Ahmed described the Jallianwala incident as "morally indefensible" and a "disproportionate use of power" by the colonizers. He, however, regretted that unlike India, Pakistan did not officially commemorate the 100th anniversary of the massacre.
Pakistani civil society, however, held several protests rallies and commemorative meetings to mark the anniversary.
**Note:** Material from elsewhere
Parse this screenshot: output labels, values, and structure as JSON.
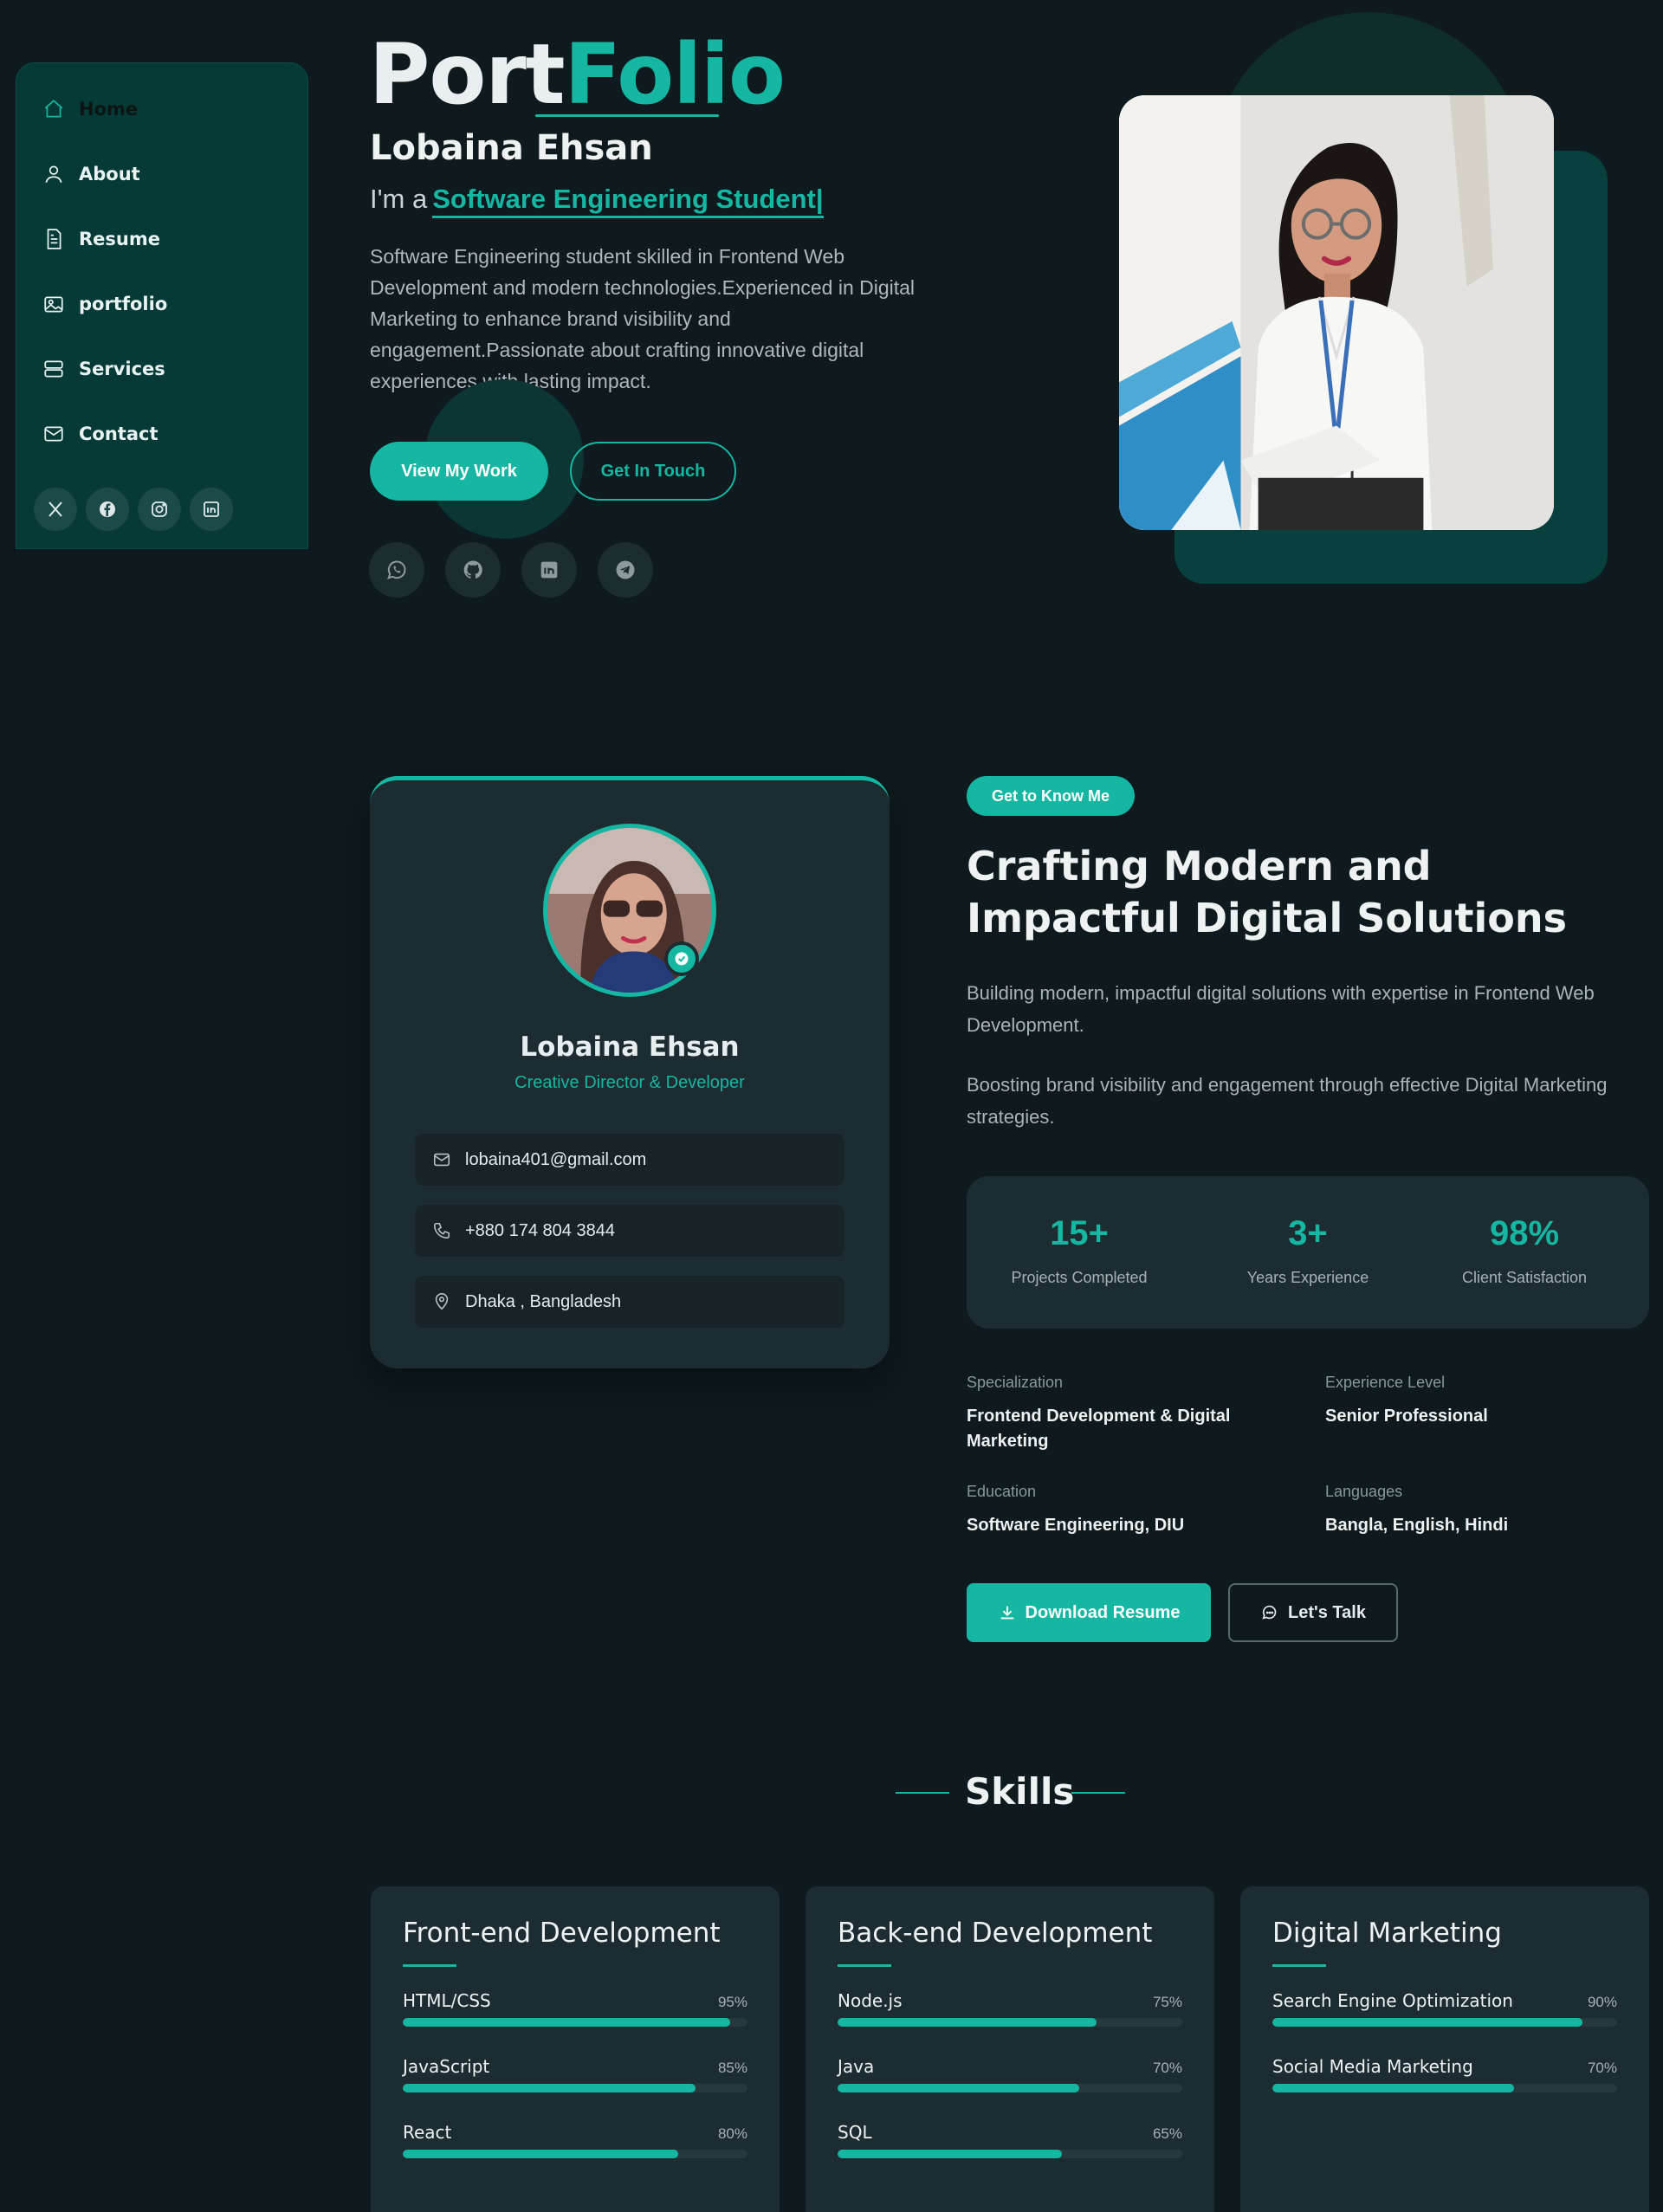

"We are protesting today not just to seek an apology from the British but also to educate our youth about the history of the working people of Indian subcontinent who sacrificed their lives for freedom and to expose the real face of British imperialism," said activist Farooq Tariq.